GREEN LAKE by S.K. Epperson
Released: Aug. 12, 1996

"The rest of the cast is too busy killing each other off."
Summertime in that bucolic retreat, Green Lake, Kansas, and the living is easy—if you don't mind the assortment of perverts and grotesques that Epperson left out of The Neighborhood (1995). Read full book review >
RAISING CAIN by Gallatin Warfield
Released: Aug. 9, 1996

"A Time to Kill knockoff with more mystification than Warfield usually vouchsafes his fans, but with every trace of moral complexity neatly ironed out. (Author tour)"
Hardheaded Maryland State's Attorney Gardner Lawson (Silent Son, 1994, etc.) wades back into the ring for a third face-off against Prince of Darkness Kent King, Esq. Read full book review >
Kirkus Interview
Emma Straub
May 30, 2016

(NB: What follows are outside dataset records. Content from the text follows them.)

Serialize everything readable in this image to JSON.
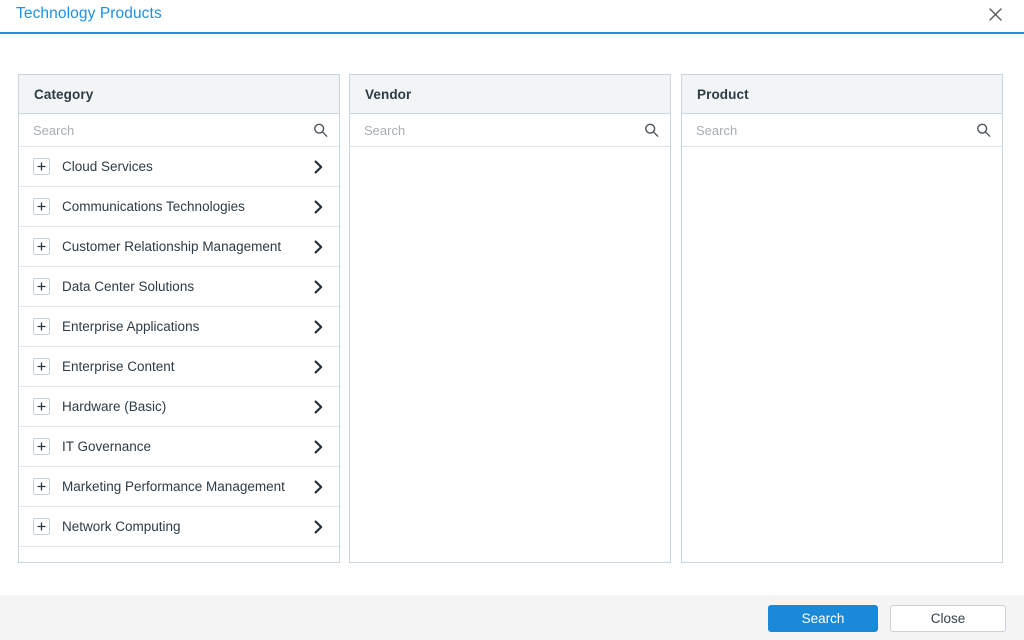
{
  "header": {
    "title": "Technology Products",
    "close_icon": "close-x-icon"
  },
  "panels": [
    {
      "key": "category",
      "title": "Category",
      "search_placeholder": "Search",
      "search_value": "",
      "search_icon": "magnifier-icon",
      "items": [
        {
          "expand_icon": "plus-icon",
          "label": "Cloud Services",
          "chevron_icon": "chevron-right-icon"
        },
        {
          "expand_icon": "plus-icon",
          "label": "Communications Technologies",
          "chevron_icon": "chevron-right-icon"
        },
        {
          "expand_icon": "plus-icon",
          "label": "Customer Relationship Management",
          "chevron_icon": "chevron-right-icon"
        },
        {
          "expand_icon": "plus-icon",
          "label": "Data Center Solutions",
          "chevron_icon": "chevron-right-icon"
        },
        {
          "expand_icon": "plus-icon",
          "label": "Enterprise Applications",
          "chevron_icon": "chevron-right-icon"
        },
        {
          "expand_icon": "plus-icon",
          "label": "Enterprise Content",
          "chevron_icon": "chevron-right-icon"
        },
        {
          "expand_icon": "plus-icon",
          "label": "Hardware (Basic)",
          "chevron_icon": "chevron-right-icon"
        },
        {
          "expand_icon": "plus-icon",
          "label": "IT Governance",
          "chevron_icon": "chevron-right-icon"
        },
        {
          "expand_icon": "plus-icon",
          "label": "Marketing Performance Management",
          "chevron_icon": "chevron-right-icon"
        },
        {
          "expand_icon": "plus-icon",
          "label": "Network Computing",
          "chevron_icon": "chevron-right-icon"
        },
        {
          "expand_icon": "plus-icon",
          "label": "",
          "chevron_icon": "chevron-right-icon"
        }
      ]
    },
    {
      "key": "vendor",
      "title": "Vendor",
      "search_placeholder": "Search",
      "search_value": "",
      "search_icon": "magnifier-icon",
      "items": []
    },
    {
      "key": "product",
      "title": "Product",
      "search_placeholder": "Search",
      "search_value": "",
      "search_icon": "magnifier-icon",
      "items": []
    }
  ],
  "footer": {
    "search_label": "Search",
    "close_label": "Close"
  },
  "colors": {
    "accent_blue": "#1a8ad8",
    "title_blue": "#2090e4",
    "panel_header_bg": "#f2f4f5",
    "panel_border": "#c9d6de",
    "row_border": "#dde5ea",
    "footer_bg": "#f4f4f5",
    "text_dark": "#2e3b45",
    "placeholder_gray": "#a8adb2"
  }
}
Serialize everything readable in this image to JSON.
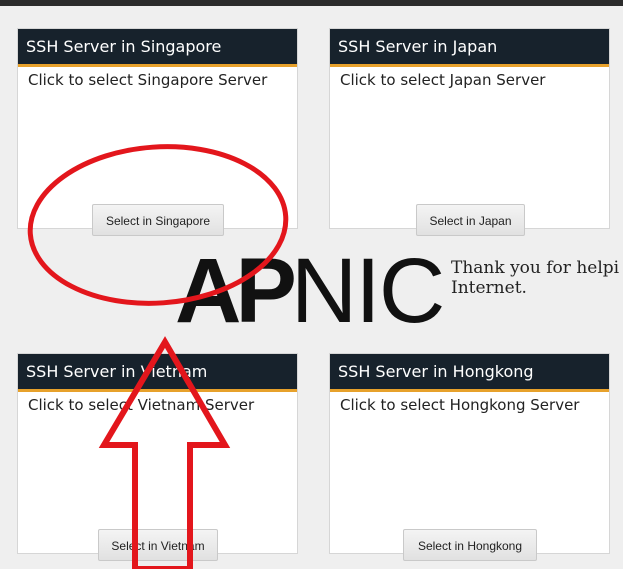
{
  "cards": [
    {
      "title": "SSH Server in Singapore",
      "description": "Click to select Singapore Server",
      "button": "Select in Singapore"
    },
    {
      "title": "SSH Server in Japan",
      "description": "Click to select Japan Server",
      "button": "Select in Japan"
    },
    {
      "title": "SSH Server in Vietnam",
      "description": "Click to select Vietnam Server",
      "button": "Select in Vietnam"
    },
    {
      "title": "SSH Server in Hongkong",
      "description": "Click to select Hongkong Server",
      "button": "Select in Hongkong"
    }
  ],
  "background_banner": {
    "logo_bold": "AP",
    "logo_thin": "NIC",
    "text_line1": "Thank you for helpi",
    "text_line2": "Internet."
  },
  "annotations": {
    "highlight_color": "#e3161c",
    "circle_shape": "red-ellipse",
    "arrow_shape": "red-up-arrow"
  },
  "colors": {
    "header_bg": "#17222c",
    "header_accent": "#e7a12b",
    "page_bg": "#efefef"
  }
}
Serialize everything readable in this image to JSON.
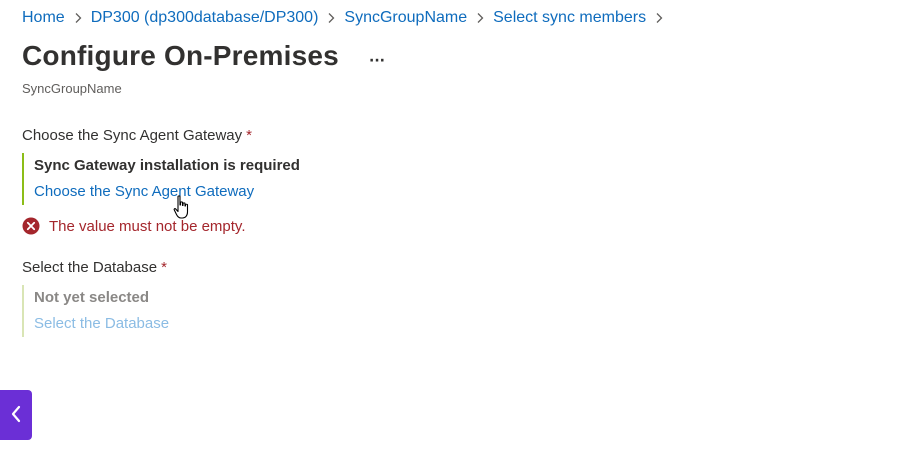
{
  "breadcrumb": [
    {
      "label": "Home"
    },
    {
      "label": "DP300 (dp300database/DP300)"
    },
    {
      "label": "SyncGroupName"
    },
    {
      "label": "Select sync members"
    }
  ],
  "page": {
    "title": "Configure On-Premises",
    "more_label": "···",
    "subtitle": "SyncGroupName"
  },
  "gateway": {
    "label": "Choose the Sync Agent Gateway",
    "required_mark": "*",
    "status": "Sync Gateway installation is required",
    "link": "Choose the Sync Agent Gateway",
    "error": "The value must not be empty."
  },
  "database": {
    "label": "Select the Database",
    "required_mark": "*",
    "status": "Not yet selected",
    "link": "Select the Database"
  },
  "icons": {
    "breadcrumb_separator": "chevron-right-icon",
    "error": "error-circle-icon",
    "collapse": "chevron-left-icon",
    "cursor": "hand-pointer-icon"
  },
  "colors": {
    "link": "#0f6cbd",
    "error": "#a4262c",
    "active_border": "#8cbd18",
    "collapse_button": "#6b2fd6"
  }
}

In Emma Straub’s new novel Modern Lovers, friends and former college bandmates Elizabeth and Andrew and Zoe have watched one another marry, buy real estate, and start businesses and families, all while trying to hold on to the identities of their youth. But nothing ages them like having to suddenly pass the torch (of sexuality, independence, and the ineffable alchemy of cool) to their own offspring. Back in the band’s heyday, Elizabeth put on a snarl over her Midwestern smile, Andrew let his unwashed hair grow past his chin, and Zoe was the lesbian all the straight women wanted to sleep with. Now nearing fifty, they all live within shouting distance in the same neighborhood deep in gentrified Brooklyn, and the trappings of the adult world seem to have arrived with ease. But the summer that their children reach maturity (and start sleeping together), the fabric of the adult lives suddenly begins to unravel, and the secrets and revelations that are finally let loose—about themselves, and about the famous fourth band member who soared and fell without them—can never be reclaimed. “Straub’s characters are a quirky and interesting bunch, well aware of their own good fortune, and it’s a pleasure spending time with them in leafy Ditmas Park,” our reviewer writes in a starred review. View video >